If you have nothing better to do today or tonight, you might enjoy watching my presentation to a lively audience at the Lensic Center in Santa  Fe, where I spoke about the negative result of eight years of “reform” based on the Florida model.

Since I will soon turn 80 and am ending my lecture career to turn to writing a new book (my last, I assume), I didn’t hold back. The warmth of the audience unleashed me to say what was in my mind and in my heart about the fraud that is now called “reform” (but is really privatization).

New Mexico has the highest rate of child poverty (under the age of 5) in the nation at 36.2%,  five points higher than Mississippi, which is in second place. It also has one of the nation’s highest rates of adult poverty. But the education leaders in New Mexico thought they could cure poverty with testing and teacher evaluation. All of it failed. New Mexico, with all its beauty and splendor, has made no education progress during these past eight years of “reform.”

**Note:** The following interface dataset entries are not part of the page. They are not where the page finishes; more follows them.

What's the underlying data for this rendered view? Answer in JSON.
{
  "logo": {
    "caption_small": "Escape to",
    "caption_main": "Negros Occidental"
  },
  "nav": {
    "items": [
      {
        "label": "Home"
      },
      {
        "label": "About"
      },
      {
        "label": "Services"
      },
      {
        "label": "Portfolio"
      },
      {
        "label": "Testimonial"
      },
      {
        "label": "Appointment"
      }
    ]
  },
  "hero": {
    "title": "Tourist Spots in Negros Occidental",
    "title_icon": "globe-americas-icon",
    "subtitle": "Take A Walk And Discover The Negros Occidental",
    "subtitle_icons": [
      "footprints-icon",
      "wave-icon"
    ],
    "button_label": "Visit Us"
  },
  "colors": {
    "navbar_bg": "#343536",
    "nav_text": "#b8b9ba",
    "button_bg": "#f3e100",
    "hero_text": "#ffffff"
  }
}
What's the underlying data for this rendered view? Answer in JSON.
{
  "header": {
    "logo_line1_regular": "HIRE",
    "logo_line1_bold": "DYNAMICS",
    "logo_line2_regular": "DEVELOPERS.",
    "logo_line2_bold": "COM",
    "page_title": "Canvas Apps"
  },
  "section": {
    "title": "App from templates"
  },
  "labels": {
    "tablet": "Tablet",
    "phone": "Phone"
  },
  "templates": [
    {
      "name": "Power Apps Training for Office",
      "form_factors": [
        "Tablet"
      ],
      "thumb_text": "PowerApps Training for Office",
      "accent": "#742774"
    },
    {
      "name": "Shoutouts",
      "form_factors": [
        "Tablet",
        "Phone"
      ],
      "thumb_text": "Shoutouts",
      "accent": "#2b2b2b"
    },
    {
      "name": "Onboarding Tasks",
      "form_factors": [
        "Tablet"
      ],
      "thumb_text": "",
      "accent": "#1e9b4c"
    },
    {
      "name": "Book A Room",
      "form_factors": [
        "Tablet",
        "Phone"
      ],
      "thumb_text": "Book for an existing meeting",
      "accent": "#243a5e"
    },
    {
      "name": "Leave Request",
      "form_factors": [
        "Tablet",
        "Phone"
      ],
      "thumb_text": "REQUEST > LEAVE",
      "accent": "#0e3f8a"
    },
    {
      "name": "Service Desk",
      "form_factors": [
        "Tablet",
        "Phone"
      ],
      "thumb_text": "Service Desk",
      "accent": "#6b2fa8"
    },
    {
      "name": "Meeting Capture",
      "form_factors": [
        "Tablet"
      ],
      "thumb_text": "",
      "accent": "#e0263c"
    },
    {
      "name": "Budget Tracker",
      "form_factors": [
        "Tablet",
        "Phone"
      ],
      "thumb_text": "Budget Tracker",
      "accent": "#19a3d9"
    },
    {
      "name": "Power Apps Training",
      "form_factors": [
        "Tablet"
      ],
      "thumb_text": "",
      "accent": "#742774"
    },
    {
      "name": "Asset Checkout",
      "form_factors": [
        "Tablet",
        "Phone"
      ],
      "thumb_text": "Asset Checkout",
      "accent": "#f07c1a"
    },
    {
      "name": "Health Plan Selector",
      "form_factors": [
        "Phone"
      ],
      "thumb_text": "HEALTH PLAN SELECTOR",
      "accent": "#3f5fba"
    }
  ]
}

Jesse Hagopian, teacher and author at Garfield High School in Seattle, who led a strike against mandated standardized testing at that school, introduced me and joined in conversation after I spoke.